=== Section Start ===
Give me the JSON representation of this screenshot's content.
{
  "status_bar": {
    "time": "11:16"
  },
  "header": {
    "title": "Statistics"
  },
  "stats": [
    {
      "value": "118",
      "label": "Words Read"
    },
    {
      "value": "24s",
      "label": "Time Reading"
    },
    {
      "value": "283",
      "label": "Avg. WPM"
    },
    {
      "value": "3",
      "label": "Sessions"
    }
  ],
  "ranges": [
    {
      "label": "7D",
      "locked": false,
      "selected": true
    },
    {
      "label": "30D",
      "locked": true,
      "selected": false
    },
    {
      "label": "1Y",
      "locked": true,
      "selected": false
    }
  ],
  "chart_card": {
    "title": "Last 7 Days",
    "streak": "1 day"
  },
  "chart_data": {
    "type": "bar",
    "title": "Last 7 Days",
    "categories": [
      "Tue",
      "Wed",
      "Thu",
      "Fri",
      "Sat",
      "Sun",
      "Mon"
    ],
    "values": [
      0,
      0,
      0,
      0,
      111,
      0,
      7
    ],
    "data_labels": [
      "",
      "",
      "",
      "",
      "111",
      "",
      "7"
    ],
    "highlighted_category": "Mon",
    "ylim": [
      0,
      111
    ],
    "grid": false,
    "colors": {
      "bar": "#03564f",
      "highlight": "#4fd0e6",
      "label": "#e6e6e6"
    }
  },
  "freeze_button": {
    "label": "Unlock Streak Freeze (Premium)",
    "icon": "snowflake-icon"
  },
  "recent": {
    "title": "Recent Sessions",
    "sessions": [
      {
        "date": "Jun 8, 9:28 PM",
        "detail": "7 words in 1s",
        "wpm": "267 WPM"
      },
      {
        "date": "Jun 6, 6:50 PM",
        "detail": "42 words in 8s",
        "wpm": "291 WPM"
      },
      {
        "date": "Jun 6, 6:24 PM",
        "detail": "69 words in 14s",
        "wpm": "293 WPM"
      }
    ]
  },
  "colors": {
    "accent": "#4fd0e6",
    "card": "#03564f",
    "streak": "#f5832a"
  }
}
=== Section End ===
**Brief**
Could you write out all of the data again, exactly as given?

**Finished exercise**
Give me the JSON representation of this screenshot's content.
{
  "status_bar": {
    "time": "11:16"
  },
  "header": {
    "title": "Statistics"
  },
  "stats": [
    {
      "value": "118",
      "label": "Words Read"
    },
    {
      "value": "24s",
      "label": "Time Reading"
    },
    {
      "value": "283",
      "label": "Avg. WPM"
    },
    {
      "value": "3",
      "label": "Sessions"
    }
  ],
  "ranges": [
    {
      "label": "7D",
      "locked": false,
      "selected": true
    },
    {
      "label": "30D",
      "locked": true,
      "selected": false
    },
    {
      "label": "1Y",
      "locked": true,
      "selected": false
    }
  ],
  "chart_card": {
    "title": "Last 7 Days",
    "streak": "1 day"
  },
  "chart_data": {
    "type": "bar",
    "title": "Last 7 Days",
    "categories": [
      "Tue",
      "Wed",
      "Thu",
      "Fri",
      "Sat",
      "Sun",
      "Mon"
    ],
    "values": [
      0,
      0,
      0,
      0,
      111,
      0,
      7
    ],
    "data_labels": [
      "",
      "",
      "",
      "",
      "111",
      "",
      "7"
    ],
    "highlighted_category": "Mon",
    "ylim": [
      0,
      111
    ],
    "grid": false,
    "colors": {
      "bar": "#03564f",
      "highlight": "#4fd0e6",
      "label": "#e6e6e6"
    }
  },
  "freeze_button": {
    "label": "Unlock Streak Freeze (Premium)",
    "icon": "snowflake-icon"
  },
  "recent": {
    "title": "Recent Sessions",
    "sessions": [
      {
        "date": "Jun 8, 9:28 PM",
        "detail": "7 words in 1s",
        "wpm": "267 WPM"
      },
      {
        "date": "Jun 6, 6:50 PM",
        "detail": "42 words in 8s",
        "wpm": "291 WPM"
      },
      {
        "date": "Jun 6, 6:24 PM",
        "detail": "69 words in 14s",
        "wpm": "293 WPM"
      }
    ]
  },
  "colors": {
    "accent": "#4fd0e6",
    "card": "#03564f",
    "streak": "#f5832a"
  }
}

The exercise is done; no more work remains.